[Raw data]
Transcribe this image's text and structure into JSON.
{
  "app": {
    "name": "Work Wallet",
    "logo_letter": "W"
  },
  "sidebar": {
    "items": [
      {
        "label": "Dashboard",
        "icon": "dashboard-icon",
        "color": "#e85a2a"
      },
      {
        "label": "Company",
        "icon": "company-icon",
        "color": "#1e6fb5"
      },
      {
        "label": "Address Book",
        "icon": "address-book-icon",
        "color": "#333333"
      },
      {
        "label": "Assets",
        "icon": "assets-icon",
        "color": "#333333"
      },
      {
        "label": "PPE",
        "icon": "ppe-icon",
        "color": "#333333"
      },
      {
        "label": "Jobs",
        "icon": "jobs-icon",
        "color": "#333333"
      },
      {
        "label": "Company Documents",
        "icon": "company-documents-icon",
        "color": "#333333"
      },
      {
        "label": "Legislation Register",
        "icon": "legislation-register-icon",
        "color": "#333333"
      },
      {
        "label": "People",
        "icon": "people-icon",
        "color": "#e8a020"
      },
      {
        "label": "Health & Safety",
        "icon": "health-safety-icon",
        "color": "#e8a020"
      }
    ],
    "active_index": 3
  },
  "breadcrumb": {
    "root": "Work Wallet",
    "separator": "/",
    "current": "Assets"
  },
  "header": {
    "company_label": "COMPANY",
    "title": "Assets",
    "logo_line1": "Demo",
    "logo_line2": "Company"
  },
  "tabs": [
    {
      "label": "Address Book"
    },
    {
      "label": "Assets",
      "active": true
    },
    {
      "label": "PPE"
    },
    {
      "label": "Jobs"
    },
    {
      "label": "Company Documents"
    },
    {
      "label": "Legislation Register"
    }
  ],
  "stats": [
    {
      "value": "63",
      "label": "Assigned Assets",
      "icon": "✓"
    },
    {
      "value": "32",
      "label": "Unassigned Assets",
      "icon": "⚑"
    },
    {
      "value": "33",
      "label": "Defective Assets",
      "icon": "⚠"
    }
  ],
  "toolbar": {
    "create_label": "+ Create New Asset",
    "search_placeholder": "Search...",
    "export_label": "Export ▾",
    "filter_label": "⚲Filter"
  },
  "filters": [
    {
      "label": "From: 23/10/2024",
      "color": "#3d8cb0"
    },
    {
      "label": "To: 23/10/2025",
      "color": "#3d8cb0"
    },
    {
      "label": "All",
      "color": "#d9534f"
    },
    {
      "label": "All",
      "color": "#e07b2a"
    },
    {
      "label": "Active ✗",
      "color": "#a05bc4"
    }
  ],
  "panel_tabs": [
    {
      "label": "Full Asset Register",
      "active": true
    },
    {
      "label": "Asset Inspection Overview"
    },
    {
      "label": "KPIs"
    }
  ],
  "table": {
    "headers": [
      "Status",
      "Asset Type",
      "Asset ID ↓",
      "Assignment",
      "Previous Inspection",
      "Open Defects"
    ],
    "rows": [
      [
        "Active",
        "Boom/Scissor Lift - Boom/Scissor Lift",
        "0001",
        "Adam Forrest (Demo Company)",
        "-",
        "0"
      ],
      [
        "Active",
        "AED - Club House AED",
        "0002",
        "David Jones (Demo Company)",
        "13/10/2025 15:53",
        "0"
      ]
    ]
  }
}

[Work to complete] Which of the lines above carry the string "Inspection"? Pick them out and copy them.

[Your response]
      "label": "Asset Inspection Overview"
      "Previous Inspection",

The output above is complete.